--- Records for the task ---

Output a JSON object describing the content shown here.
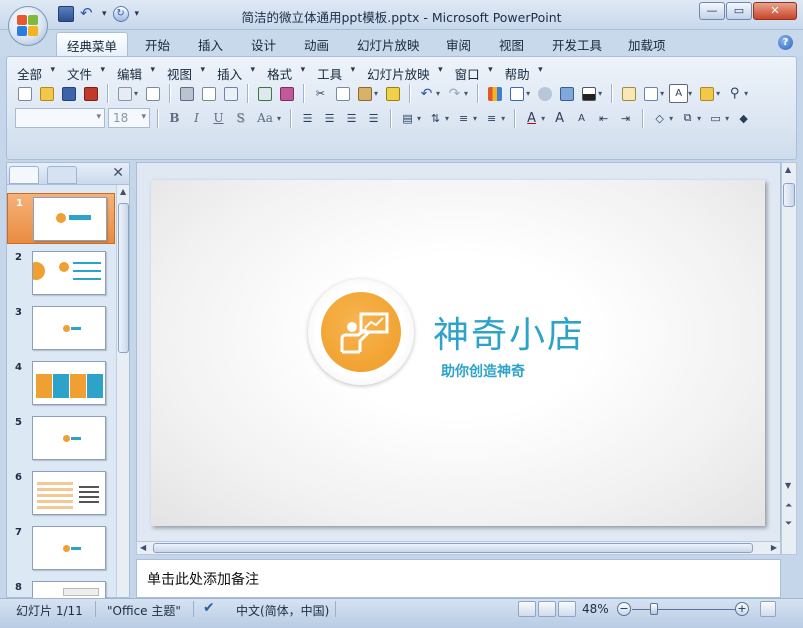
{
  "window": {
    "title": "简洁的微立体通用ppt模板.pptx - Microsoft PowerPoint",
    "controls": [
      "minimize",
      "maximize",
      "close"
    ]
  },
  "quick_access": [
    "save-icon",
    "undo-icon",
    "redo-icon"
  ],
  "ribbon_tabs": [
    {
      "label": "经典菜单",
      "active": true
    },
    {
      "label": "开始"
    },
    {
      "label": "插入"
    },
    {
      "label": "设计"
    },
    {
      "label": "动画"
    },
    {
      "label": "幻灯片放映"
    },
    {
      "label": "审阅"
    },
    {
      "label": "视图"
    },
    {
      "label": "开发工具"
    },
    {
      "label": "加载项"
    }
  ],
  "classic_menu": [
    "全部",
    "文件",
    "编辑",
    "视图",
    "插入",
    "格式",
    "工具",
    "幻灯片放映",
    "窗口",
    "帮助"
  ],
  "font_box": {
    "font": "",
    "size": "18"
  },
  "format_buttons": [
    "B",
    "I",
    "U",
    "S",
    "Aa"
  ],
  "slide_panel": {
    "selected": 1,
    "thumbnails": [
      "1",
      "2",
      "3",
      "4",
      "5",
      "6",
      "7",
      "8"
    ]
  },
  "slide": {
    "title": "神奇小店",
    "subtitle": "助你创造神奇",
    "colors": {
      "accent": "#2ea3c9",
      "logo": "#f0a033"
    }
  },
  "notes": {
    "placeholder": "单击此处添加备注"
  },
  "status": {
    "slide_info": "幻灯片 1/11",
    "theme": "\"Office 主题\"",
    "language": "中文(简体，中国)",
    "zoom": "48%",
    "zoom_value": 48
  }
}
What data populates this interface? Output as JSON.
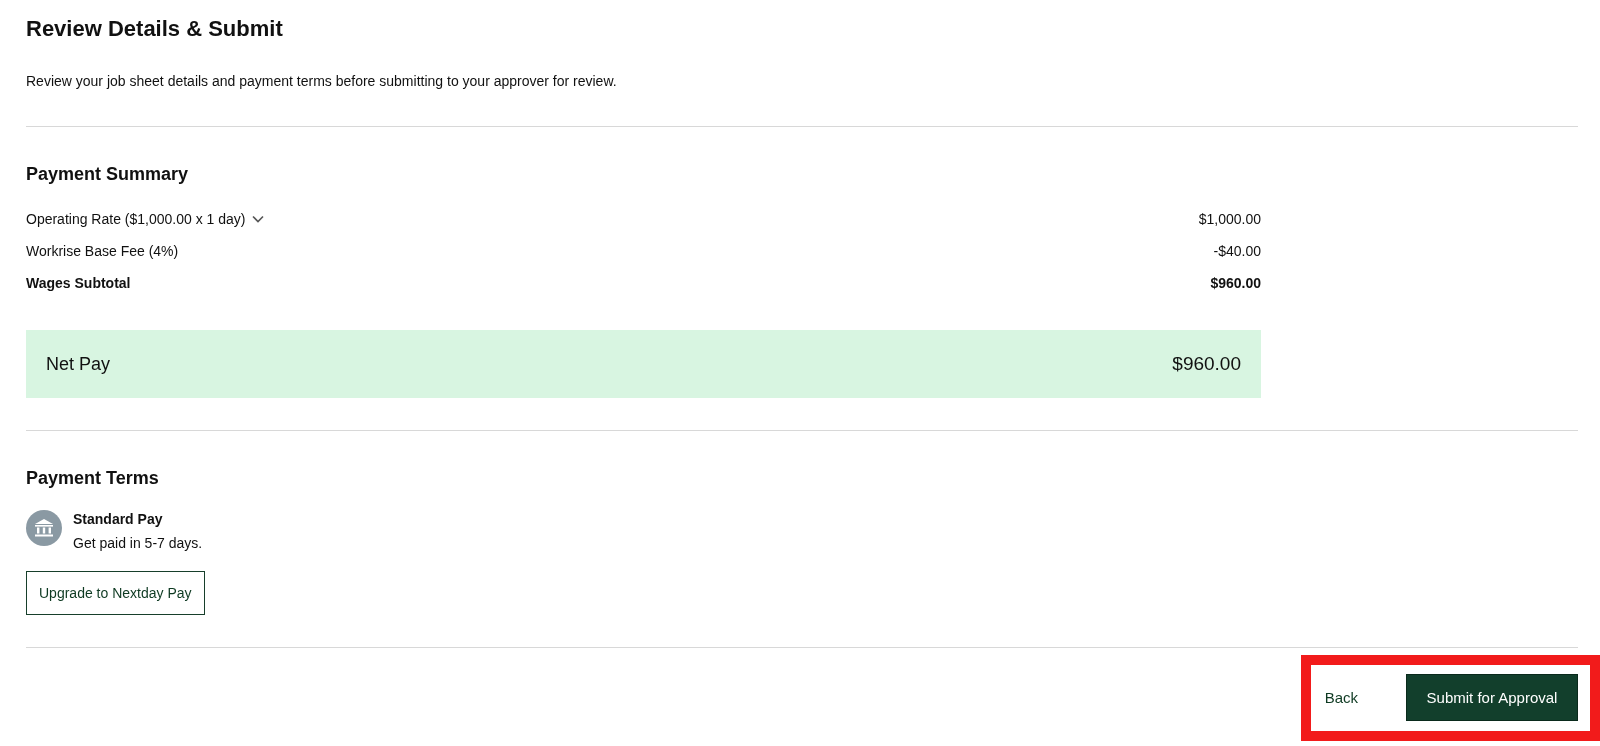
{
  "title": "Review Details & Submit",
  "description": "Review your job sheet details and payment terms before submitting to your approver for review.",
  "payment_summary": {
    "heading": "Payment Summary",
    "rows": [
      {
        "kind": "line",
        "label": "Operating Rate ($1,000.00 x 1 day)",
        "expandable": true,
        "expanded": false,
        "value": "$1,000.00"
      },
      {
        "kind": "line",
        "label": "Workrise Base Fee (4%)",
        "value": "-$40.00"
      },
      {
        "kind": "subtotal",
        "label": "Wages Subtotal",
        "value": "$960.00"
      }
    ],
    "net_pay": {
      "label": "Net Pay",
      "value": "$960.00"
    }
  },
  "payment_terms": {
    "heading": "Payment Terms",
    "option": {
      "name": "Standard Pay",
      "detail": "Get paid in 5-7 days."
    },
    "upgrade_button": "Upgrade to Nextday Pay"
  },
  "actions": {
    "back": "Back",
    "submit": "Submit for Approval"
  }
}
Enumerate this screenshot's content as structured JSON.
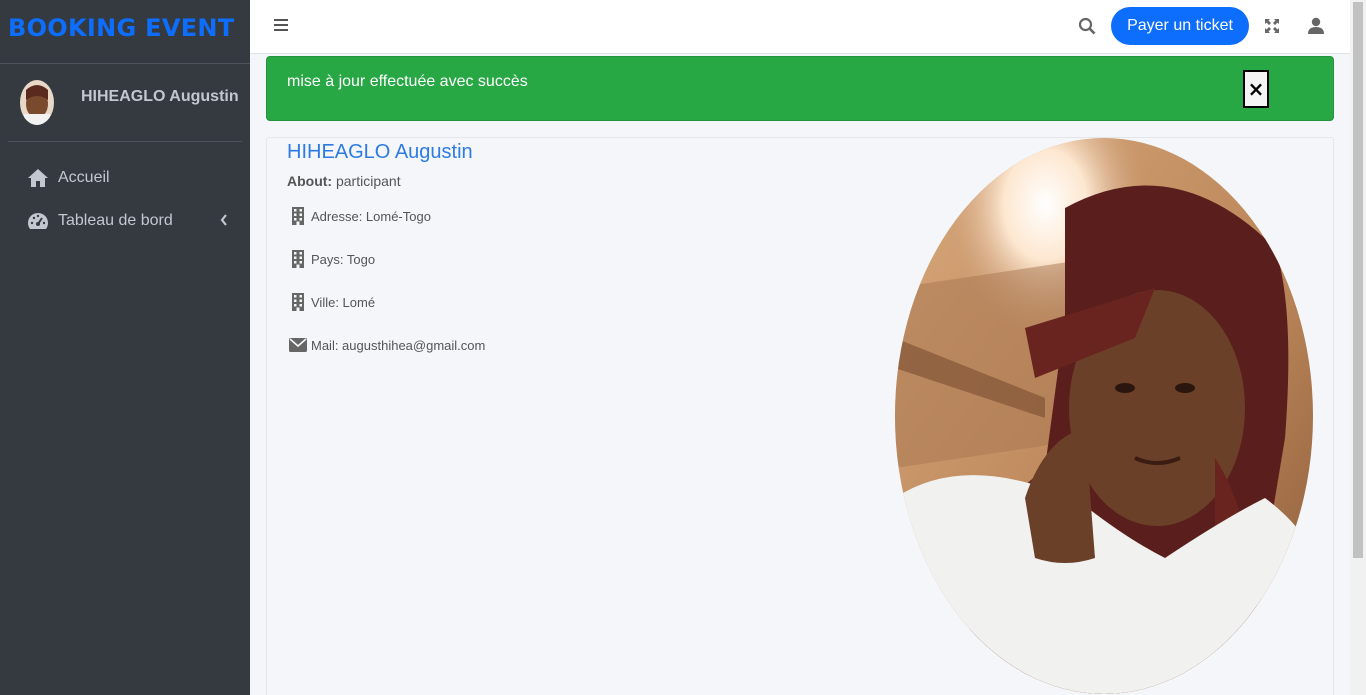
{
  "sidebar": {
    "brand": "BOOKING EVENT",
    "user_name": "HIHEAGLO Augustin",
    "items": [
      {
        "label": "Accueil",
        "icon": "home-icon"
      },
      {
        "label": "Tableau de bord",
        "icon": "tachometer-icon"
      }
    ]
  },
  "header": {
    "pay_button": "Payer un ticket"
  },
  "alert": {
    "message": "mise à jour effectuée avec succès",
    "close": "×"
  },
  "profile": {
    "name": "HIHEAGLO Augustin",
    "about_label": "About:",
    "about_value": "participant",
    "fields": [
      {
        "text": "Adresse: Lomé-Togo",
        "icon": "building-icon"
      },
      {
        "text": "Pays: Togo",
        "icon": "building-icon"
      },
      {
        "text": "Ville: Lomé",
        "icon": "building-icon"
      },
      {
        "text": "Mail: augusthihea@gmail.com",
        "icon": "envelope-icon"
      }
    ]
  },
  "colors": {
    "sidebar_bg": "#343a40",
    "brand": "#0d6efd",
    "alert_success": "#28a745",
    "primary_button": "#0d6efd",
    "profile_name": "#2c7be5"
  }
}
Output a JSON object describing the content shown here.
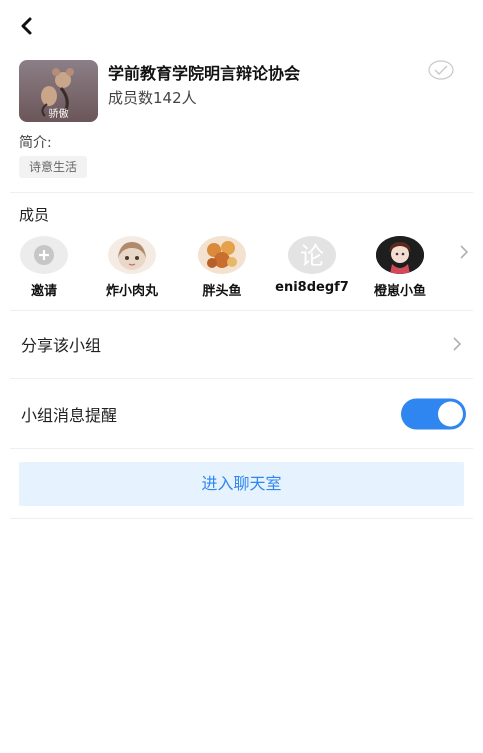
{
  "group": {
    "name": "学前教育学院明言辩论协会",
    "member_count": "成员数142人",
    "avatar_caption": "骄傲",
    "intro_label": "简介:",
    "tag": "诗意生活"
  },
  "members_section": {
    "title": "成员",
    "items": [
      {
        "name": "邀请"
      },
      {
        "name": "炸小肉丸"
      },
      {
        "name": "胖头鱼"
      },
      {
        "name": "eni8degf7"
      },
      {
        "name": "橙崽小鱼"
      }
    ]
  },
  "share": {
    "label": "分享该小组"
  },
  "notify": {
    "label": "小组消息提醒",
    "enabled": true
  },
  "chat_button": {
    "label": "进入聊天室"
  },
  "colors": {
    "accent": "#2f86f0",
    "button_bg": "#e6f2fd"
  }
}
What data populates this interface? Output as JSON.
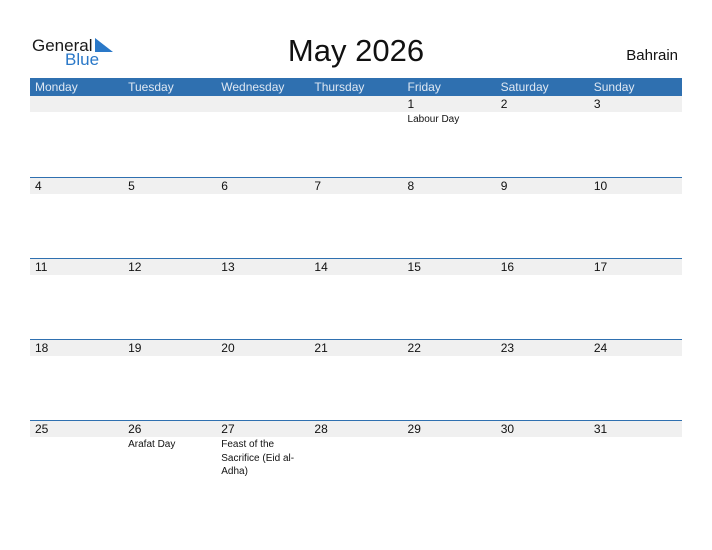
{
  "logo": {
    "general": "General",
    "blue": "Blue"
  },
  "title": "May 2026",
  "country": "Bahrain",
  "weekdays": [
    "Monday",
    "Tuesday",
    "Wednesday",
    "Thursday",
    "Friday",
    "Saturday",
    "Sunday"
  ],
  "weeks": [
    [
      {
        "d": ""
      },
      {
        "d": ""
      },
      {
        "d": ""
      },
      {
        "d": ""
      },
      {
        "d": "1",
        "e": "Labour Day"
      },
      {
        "d": "2"
      },
      {
        "d": "3"
      }
    ],
    [
      {
        "d": "4"
      },
      {
        "d": "5"
      },
      {
        "d": "6"
      },
      {
        "d": "7"
      },
      {
        "d": "8"
      },
      {
        "d": "9"
      },
      {
        "d": "10"
      }
    ],
    [
      {
        "d": "11"
      },
      {
        "d": "12"
      },
      {
        "d": "13"
      },
      {
        "d": "14"
      },
      {
        "d": "15"
      },
      {
        "d": "16"
      },
      {
        "d": "17"
      }
    ],
    [
      {
        "d": "18"
      },
      {
        "d": "19"
      },
      {
        "d": "20"
      },
      {
        "d": "21"
      },
      {
        "d": "22"
      },
      {
        "d": "23"
      },
      {
        "d": "24"
      }
    ],
    [
      {
        "d": "25"
      },
      {
        "d": "26",
        "e": "Arafat Day"
      },
      {
        "d": "27",
        "e": "Feast of the Sacrifice (Eid al-Adha)"
      },
      {
        "d": "28"
      },
      {
        "d": "29"
      },
      {
        "d": "30"
      },
      {
        "d": "31"
      }
    ]
  ],
  "colors": {
    "header": "#2f70b0",
    "brand_blue": "#2a78c8",
    "band": "#f0f0f0"
  }
}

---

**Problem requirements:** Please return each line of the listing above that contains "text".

**Output for this exercise:**
        "text": "Adresse: Lomé-Togo",
        "text": "Pays: Togo",
        "text": "Ville: Lomé",
        "text": "Mail: augusthihea@gmail.com",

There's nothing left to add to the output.